EXERCISE
Would you return each entry exactly as written, omitting any pictures?

+++ EXTRACTED DATA +++

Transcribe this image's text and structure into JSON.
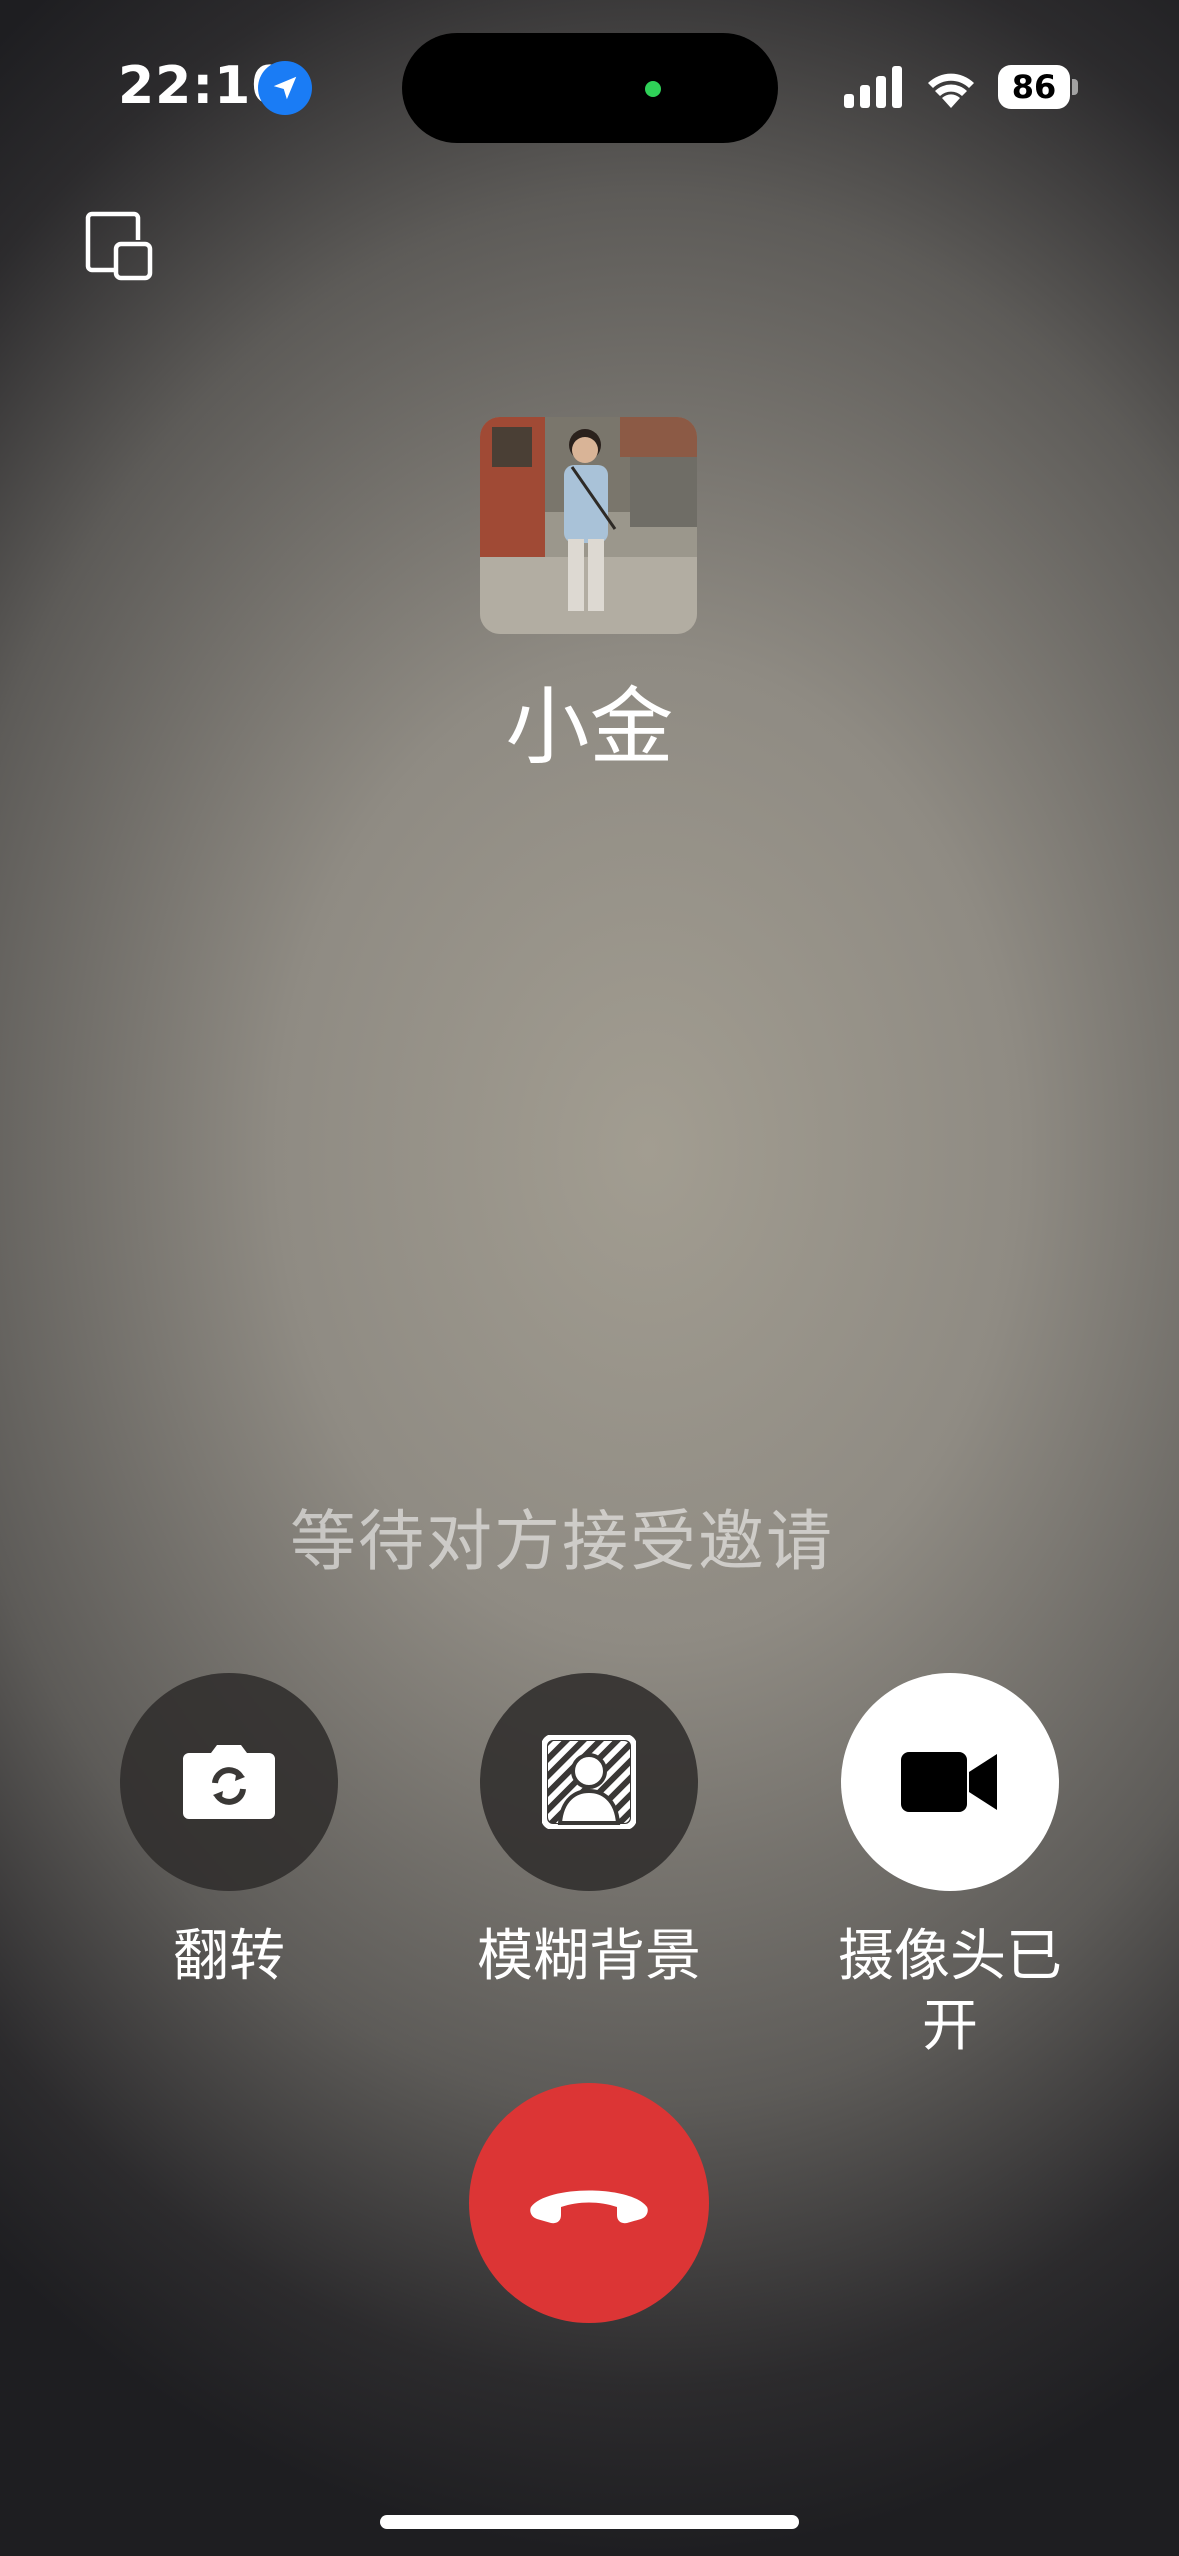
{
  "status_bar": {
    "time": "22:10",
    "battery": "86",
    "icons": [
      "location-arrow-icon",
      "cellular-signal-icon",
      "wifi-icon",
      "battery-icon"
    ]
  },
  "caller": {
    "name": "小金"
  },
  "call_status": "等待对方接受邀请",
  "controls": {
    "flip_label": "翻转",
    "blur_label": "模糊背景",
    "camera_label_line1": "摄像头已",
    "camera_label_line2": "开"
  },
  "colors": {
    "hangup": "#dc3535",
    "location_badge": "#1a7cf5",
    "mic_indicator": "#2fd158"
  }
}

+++

WRITTEN ANSWER
Transcribe this image's text and structure into JSON.
{
  "status_bar": {
    "time": "22:10",
    "battery": "86",
    "icons": [
      "location-arrow-icon",
      "cellular-signal-icon",
      "wifi-icon",
      "battery-icon"
    ]
  },
  "caller": {
    "name": "小金"
  },
  "call_status": "等待对方接受邀请",
  "controls": {
    "flip_label": "翻转",
    "blur_label": "模糊背景",
    "camera_label_line1": "摄像头已",
    "camera_label_line2": "开"
  },
  "colors": {
    "hangup": "#dc3535",
    "location_badge": "#1a7cf5",
    "mic_indicator": "#2fd158"
  }
}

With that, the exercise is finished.